Wong missed a number of release dates before The Grandmaster finally reached theaters on the Chinese mainland in January. The film is Wong's greatest commercial success to date, having earned more than $50 million worldwide. In China, it out-grossed his previous four features combined.

In contrast to Wong's usual free-form style of directing, the filmmaker insisted on strict historical accuracy in this film. After sifting through piles of books, journals and archival materials, including a home video the Ip family presented to Wong in their living room of Ip Man in his studio three days before his death, the filmmaker spent three years interviewing hundreds of mainland martial artists in preparation for the script he co-wrote. The resulting story includes many Ip Man proteges.

"To make this film is like a dream come true," Wong said. "I grew up on streets full of martial arts schools, but I was never allowed to practice martial arts."

When he was growing up, he said, martial arts schools were dark and mysterious and sometimes associated with the triad gangs - groups that became prevalent in Hong Kong during the 1960s and '70s. No parent would encourage their kid to practice martial arts, said Wong.

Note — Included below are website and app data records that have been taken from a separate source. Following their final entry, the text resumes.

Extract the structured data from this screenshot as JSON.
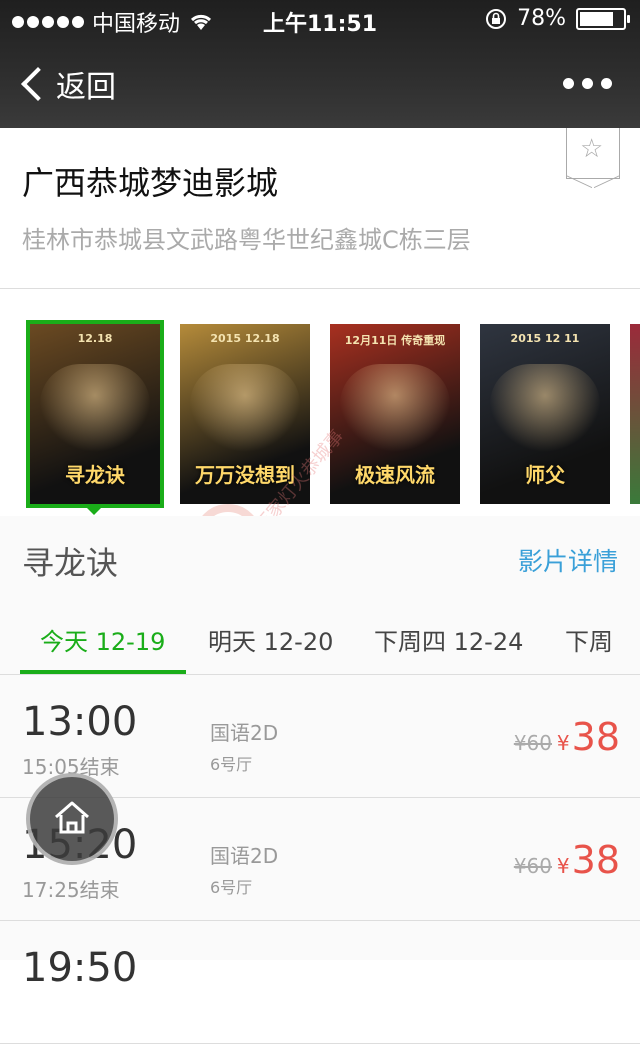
{
  "status_bar": {
    "carrier": "中国移动",
    "time": "上午11:51",
    "battery": "78%",
    "battery_level": 0.78
  },
  "nav": {
    "back_label": "返回",
    "more_icon": "more-dots-icon"
  },
  "cinema": {
    "name": "广西恭城梦迪影城",
    "address": "桂林市恭城县文武路粤华世纪鑫城C栋三层",
    "favorite_icon": "star-bookmark-icon"
  },
  "posters": [
    {
      "movie": "寻龙诀",
      "selected": true,
      "theme": "#6b4a22",
      "banner": "寻龙诀",
      "date_text": "12.18"
    },
    {
      "movie": "万万没想到",
      "selected": false,
      "theme": "#b58b3a",
      "banner": "万万没想到",
      "date_text": "2015 12.18"
    },
    {
      "movie": "极速风流",
      "selected": false,
      "theme": "#a83020",
      "banner": "极速风流",
      "date_text": "12月11日 传奇重现"
    },
    {
      "movie": "师父",
      "selected": false,
      "theme": "#2f3540",
      "banner": "师父",
      "date_text": "2015 12 11"
    }
  ],
  "movie": {
    "title": "寻龙诀",
    "detail_link": "影片详情"
  },
  "date_tabs": [
    {
      "label": "今天 12-19",
      "active": true
    },
    {
      "label": "明天 12-20",
      "active": false
    },
    {
      "label": "下周四 12-24",
      "active": false
    },
    {
      "label": "下周",
      "active": false
    }
  ],
  "showtimes": [
    {
      "start": "13:00",
      "end": "15:05结束",
      "language": "国语2D",
      "hall": "6号厅",
      "original_price": "60",
      "price": "38"
    },
    {
      "start": "15:20",
      "end": "17:25结束",
      "language": "国语2D",
      "hall": "6号厅",
      "original_price": "60",
      "price": "38"
    },
    {
      "start": "19:50",
      "end": "",
      "language": "",
      "hall": "",
      "original_price": "",
      "price": ""
    }
  ],
  "currency_symbol": "¥",
  "watermark_text": "万家灯火恭城事",
  "colors": {
    "accent_green": "#1aad19",
    "link_blue": "#3aa0d8",
    "price_red": "#e8534a"
  }
}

At the end of the film, a boy stares intently through the window to Ip Man's martial arts studio. "That could be Bruce Lee or that could be me because it was always my dream to walk through the door to find out what's so special, what's so mysterious about Chinese martial arts," Wong said. "With this film, I walked past this door and I find it very satisfying."


(China Daily USA 08/12/2013 page2)